Friday, August 18
The morning teaching began with an orchestra prelude of “Leaving All to Follow Jesus” and a rendition by the choir of “I Surrender All.” Following, the congregational prayer was led by Marcellin Kploka, the Benin Country Leader. The testimony service was opened to brethren from the Anthony, Cross River, Kogi, and Kwara districts. Many testified to the marvels of God, including His power to heal, deliver from kidnappers, and save from sin.

A soloist sang “Lord Take My Life” before Nigeria Board Member Emmanuel Moh delivered the message on “The Value of complete Consecration.” Reading from Psalm 73, he explained that consecration is an act of dedicating oneself to God. He noted that drawing near to God is the key to receiving His marvels. At the close, he encouraged everyone to wholeheartedly surrender all to God. A concluding song of “Let Me Come Closer to Thee” was sung as many made their way to the altars to pray.

The afternoon youth service began with the choir singing “Give Me that Old Time Religion,” followed by a vocal duet of “A 911 Student.” Then the congregation sang, and Sister Oyewole led in prayer. A brief exhortation was given by Daniel Dakoru. Using the example of the three Hebrew youth, he said it is possible to take a stand for truth in a sinful environment. Then he introduced a short video titled “Be a Shining Light,” which told the story of a student living for God among sinful companions at school. It emphasized reading the Bible and praying to maintain a godly testimony. Before being dismissed for prayer, the youth were given booklets titled, “30 Days on the Road to Eternity.” Also, it was announced that the Rivers district has excelled in the ninth annual teen challenge of “Who Wants to be a Bible Giant?” The contest had been held among five districts and featured the life of Timothy Oshokoya, the Apostolic Faith’s first overseer for Africa.

The evening evangelistic service began with the choir and orchestra rendition of “I Can Tell You the Time.” This was followed by a vocal number in French, congregational singing, and prayer led by Mabel Odunsi, the WECA Youth Director. In the testimony service, foreign guests and full-time workers were heard from. They testified of God’s power to deliver from sin, evil spirits, and illness.
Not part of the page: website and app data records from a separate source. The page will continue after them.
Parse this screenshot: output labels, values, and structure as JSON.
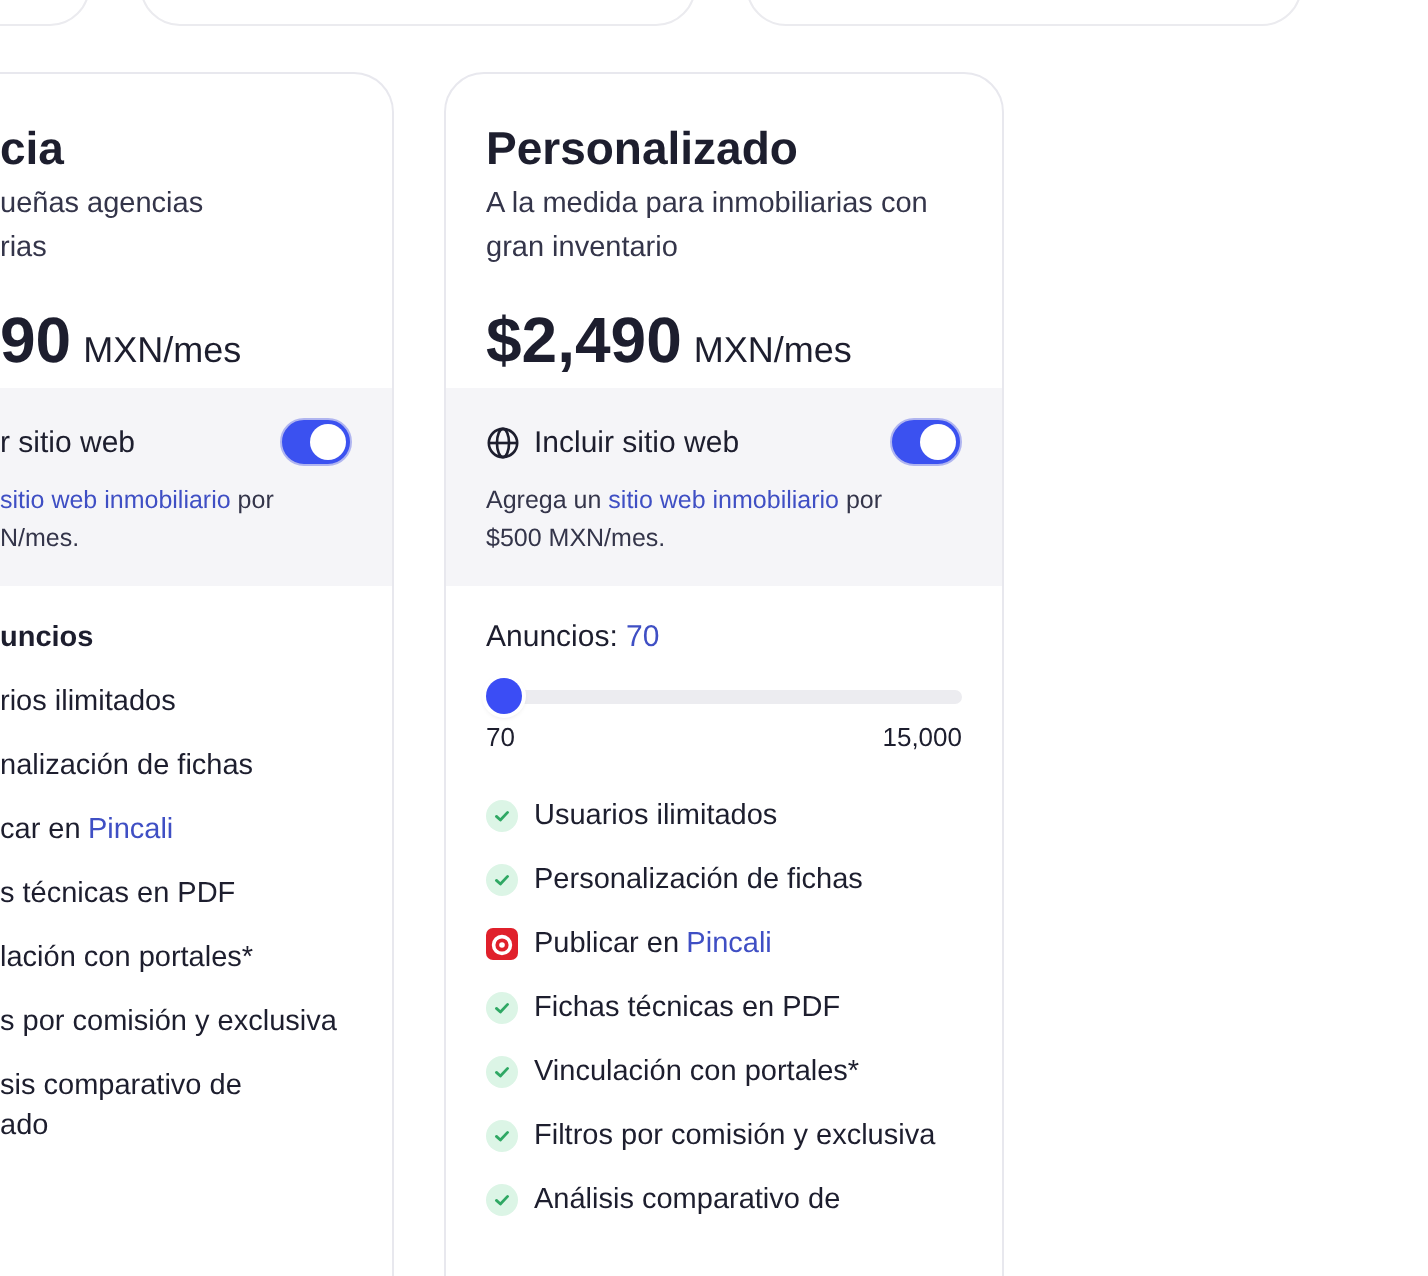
{
  "plans": [
    {
      "title": "cia",
      "description": [
        "ueñas agencias",
        "rias"
      ],
      "price": "90",
      "period": "MXN/mes",
      "website": {
        "label": "r sitio web",
        "icon": false,
        "on": true,
        "note": [
          [
            {
              "text": "sitio web inmobiliario",
              "link": true
            },
            {
              "text": " por",
              "link": false
            }
          ],
          [
            {
              "text": "N/mes.",
              "link": false
            }
          ]
        ]
      },
      "features": [
        {
          "kind": "heading",
          "text": "uncios"
        },
        {
          "kind": "plain",
          "text": "rios ilimitados"
        },
        {
          "kind": "plain",
          "text": "nalización de fichas"
        },
        {
          "kind": "plain",
          "text": "car en",
          "link": "Pincali"
        },
        {
          "kind": "plain",
          "text": "s técnicas en PDF"
        },
        {
          "kind": "plain",
          "text": "lación con portales*"
        },
        {
          "kind": "plain",
          "text": "s por comisión y exclusiva"
        },
        {
          "kind": "plain",
          "text": "sis comparativo de",
          "text2": "ado"
        }
      ]
    },
    {
      "title": "Personalizado",
      "description": [
        "A la medida para inmobiliarias con",
        "gran inventario"
      ],
      "price": "$2,490",
      "period": "MXN/mes",
      "website": {
        "label": "Incluir sitio web",
        "icon": true,
        "on": true,
        "note": [
          [
            {
              "text": "Agrega un ",
              "link": false
            },
            {
              "text": "sitio web inmobiliario",
              "link": true
            },
            {
              "text": " por",
              "link": false
            }
          ],
          [
            {
              "text": "$500 MXN/mes.",
              "link": false
            }
          ]
        ]
      },
      "ads": {
        "label": "Anuncios:",
        "value": "70",
        "level": 0,
        "min": "70",
        "max": "15,000"
      },
      "features": [
        {
          "kind": "check",
          "text": "Usuarios ilimitados"
        },
        {
          "kind": "check",
          "text": "Personalización de fichas"
        },
        {
          "kind": "pincali",
          "text": "Publicar en",
          "link": "Pincali"
        },
        {
          "kind": "check",
          "text": "Fichas técnicas en PDF"
        },
        {
          "kind": "check",
          "text": "Vinculación con portales*"
        },
        {
          "kind": "check",
          "text": "Filtros por comisión y exclusiva"
        },
        {
          "kind": "check",
          "text": "Análisis comparativo de"
        }
      ]
    }
  ]
}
Before the sermon, a vocalist sang “So May You.” Then Monday Onatere from the Delta district preached on “Marvels, Wonders, and Extraordinary Manifestations of God.” He assured the saints that God would transform the life of one who repents and bless those who continue to seek Him. At the close, the assembly went to their knees in prayer.

The Musgraves arrived at the campground on Saturday in time for the annual concert, and Brother John led the opening prayer. The concert featured recitations and beautiful music highlighting some of the marvels of God, including the Kingdom of Solomon, divine protection, and Creation.

The orchestra played to the glory of God with such numbers as “The Arrival of the Queen of Sheba,” and the choir raised their voices in praise with titles like “Fear Not, O Land.” Narratives told the Creation account through “In the Beginning” and “The Heavenly Host.” These were interspersed with vocal solos, including “The Marvelous Work” by a soprano. The music featured songs in several local languages: Efik, French, Gungbe, Igbo, and Yoruba. One of these was “Edise Se Abasi Anamde” (“Come and See What the Lord Has Done”) in Efik. The concert concluded with a grand choir and orchestra number of “Sing the Lord Ye Voice of All,” followed by prayer led by Peter Okebukola of Lagos. It was a wonderful tribute to God who does all things marvelously.

The Musgraves are enjoying the continued activities at the camp meeting, including a water baptismal service held this morning, in which eight hundred candidates were water baptized.

occasion / dates
Western and Central Africa Camp Meeting
August 13-27